- Opening Delimiter -
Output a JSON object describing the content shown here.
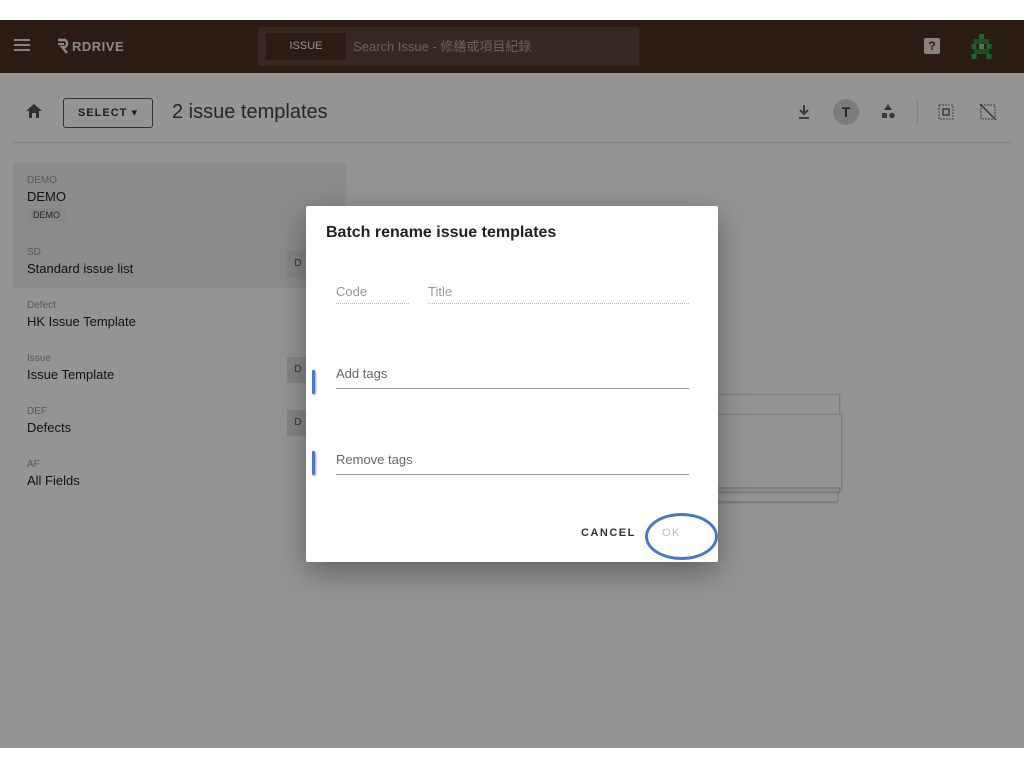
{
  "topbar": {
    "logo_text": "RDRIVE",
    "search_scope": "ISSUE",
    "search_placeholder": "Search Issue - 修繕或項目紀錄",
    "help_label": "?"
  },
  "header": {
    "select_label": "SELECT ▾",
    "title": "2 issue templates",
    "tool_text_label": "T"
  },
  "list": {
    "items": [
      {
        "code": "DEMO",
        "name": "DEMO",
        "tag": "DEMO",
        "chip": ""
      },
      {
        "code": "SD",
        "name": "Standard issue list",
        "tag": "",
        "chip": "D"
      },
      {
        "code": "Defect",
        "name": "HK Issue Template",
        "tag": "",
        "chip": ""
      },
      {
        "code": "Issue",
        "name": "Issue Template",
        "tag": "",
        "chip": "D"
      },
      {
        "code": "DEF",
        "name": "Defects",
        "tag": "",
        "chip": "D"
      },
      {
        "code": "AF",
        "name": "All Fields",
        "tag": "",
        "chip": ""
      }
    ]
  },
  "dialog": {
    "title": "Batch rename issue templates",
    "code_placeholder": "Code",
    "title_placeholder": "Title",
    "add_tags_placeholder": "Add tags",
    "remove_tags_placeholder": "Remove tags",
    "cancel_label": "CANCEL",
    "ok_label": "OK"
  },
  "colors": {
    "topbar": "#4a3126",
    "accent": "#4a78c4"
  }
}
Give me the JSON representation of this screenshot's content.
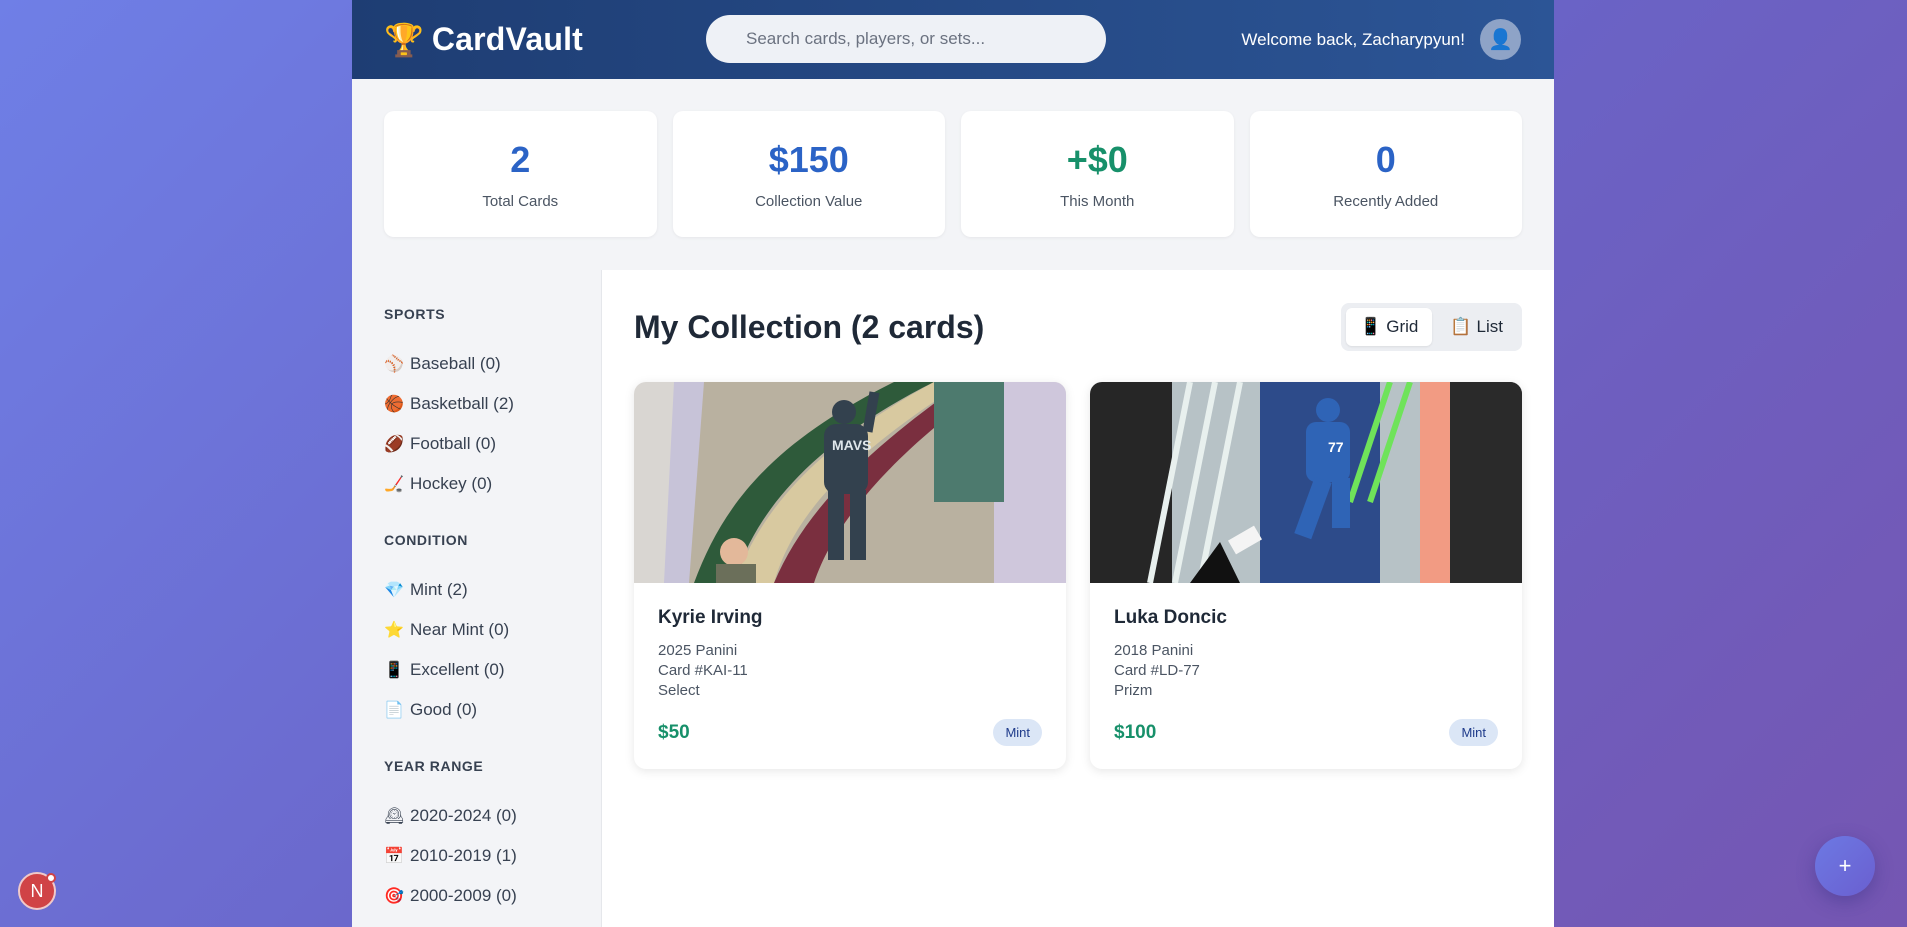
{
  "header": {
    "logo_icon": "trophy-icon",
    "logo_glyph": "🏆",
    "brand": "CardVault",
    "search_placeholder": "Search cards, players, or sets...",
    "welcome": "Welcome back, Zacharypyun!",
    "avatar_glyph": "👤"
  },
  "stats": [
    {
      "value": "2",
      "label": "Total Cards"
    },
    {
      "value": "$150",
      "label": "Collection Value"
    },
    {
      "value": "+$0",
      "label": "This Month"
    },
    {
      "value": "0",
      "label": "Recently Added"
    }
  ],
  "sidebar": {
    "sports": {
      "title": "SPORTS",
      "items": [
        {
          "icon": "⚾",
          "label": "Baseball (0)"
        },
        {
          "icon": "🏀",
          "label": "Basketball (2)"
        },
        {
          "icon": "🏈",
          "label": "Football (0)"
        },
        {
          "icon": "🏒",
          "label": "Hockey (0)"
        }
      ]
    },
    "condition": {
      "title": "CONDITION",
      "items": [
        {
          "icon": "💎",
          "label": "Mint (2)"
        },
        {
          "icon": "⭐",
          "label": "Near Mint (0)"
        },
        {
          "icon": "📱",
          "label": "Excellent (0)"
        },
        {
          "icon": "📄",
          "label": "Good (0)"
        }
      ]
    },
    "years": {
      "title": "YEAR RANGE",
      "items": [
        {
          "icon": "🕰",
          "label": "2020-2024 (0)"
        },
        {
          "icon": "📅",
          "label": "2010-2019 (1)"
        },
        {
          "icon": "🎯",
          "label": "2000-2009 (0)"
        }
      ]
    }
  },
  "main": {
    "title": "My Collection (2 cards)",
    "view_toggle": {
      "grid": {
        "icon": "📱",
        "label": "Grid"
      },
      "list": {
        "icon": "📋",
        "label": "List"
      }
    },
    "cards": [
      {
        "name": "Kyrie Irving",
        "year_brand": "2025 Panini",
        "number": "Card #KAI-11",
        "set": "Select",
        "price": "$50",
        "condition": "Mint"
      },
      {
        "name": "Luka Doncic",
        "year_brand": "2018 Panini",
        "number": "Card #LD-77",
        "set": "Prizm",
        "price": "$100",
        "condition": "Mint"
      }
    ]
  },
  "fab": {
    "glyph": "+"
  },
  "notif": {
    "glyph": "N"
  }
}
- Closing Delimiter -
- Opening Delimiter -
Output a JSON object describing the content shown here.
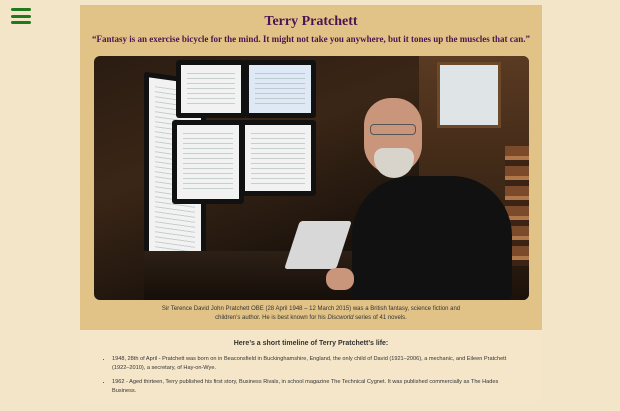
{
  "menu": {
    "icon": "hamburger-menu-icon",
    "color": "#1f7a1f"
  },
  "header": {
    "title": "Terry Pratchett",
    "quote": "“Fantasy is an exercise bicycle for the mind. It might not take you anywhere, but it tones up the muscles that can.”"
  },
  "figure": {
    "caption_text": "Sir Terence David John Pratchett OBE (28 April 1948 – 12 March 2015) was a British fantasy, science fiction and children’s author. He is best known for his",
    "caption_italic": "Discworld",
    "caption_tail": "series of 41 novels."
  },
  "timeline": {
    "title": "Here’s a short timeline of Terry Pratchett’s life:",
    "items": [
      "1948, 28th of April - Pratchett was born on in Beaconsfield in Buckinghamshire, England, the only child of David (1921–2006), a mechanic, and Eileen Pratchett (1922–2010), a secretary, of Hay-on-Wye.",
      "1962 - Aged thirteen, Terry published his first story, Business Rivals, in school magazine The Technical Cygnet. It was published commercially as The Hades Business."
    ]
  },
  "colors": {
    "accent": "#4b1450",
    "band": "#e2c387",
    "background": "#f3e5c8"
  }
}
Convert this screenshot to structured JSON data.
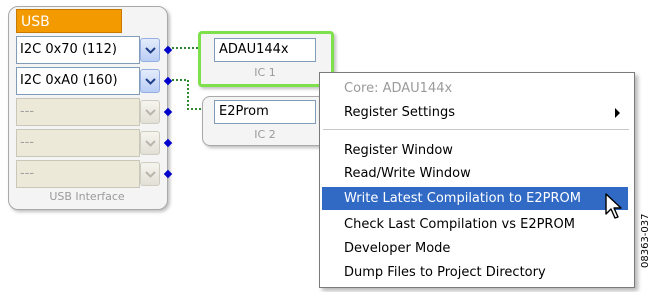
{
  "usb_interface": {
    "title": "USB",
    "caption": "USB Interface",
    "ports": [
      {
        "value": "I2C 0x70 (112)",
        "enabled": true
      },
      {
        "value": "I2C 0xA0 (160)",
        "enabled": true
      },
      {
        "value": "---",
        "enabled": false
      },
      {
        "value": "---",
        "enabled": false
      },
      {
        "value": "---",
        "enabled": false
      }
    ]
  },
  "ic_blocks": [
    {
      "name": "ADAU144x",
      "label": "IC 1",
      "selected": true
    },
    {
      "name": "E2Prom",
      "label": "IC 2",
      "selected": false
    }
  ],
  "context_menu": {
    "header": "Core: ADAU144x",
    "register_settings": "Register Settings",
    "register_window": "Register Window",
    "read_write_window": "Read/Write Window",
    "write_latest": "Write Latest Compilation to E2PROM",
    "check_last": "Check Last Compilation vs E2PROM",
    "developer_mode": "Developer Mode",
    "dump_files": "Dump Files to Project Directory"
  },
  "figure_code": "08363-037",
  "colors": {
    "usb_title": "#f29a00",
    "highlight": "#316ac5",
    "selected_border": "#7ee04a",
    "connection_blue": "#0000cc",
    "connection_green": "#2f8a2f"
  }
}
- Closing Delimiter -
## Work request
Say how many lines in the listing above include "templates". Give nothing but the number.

## Answer box
2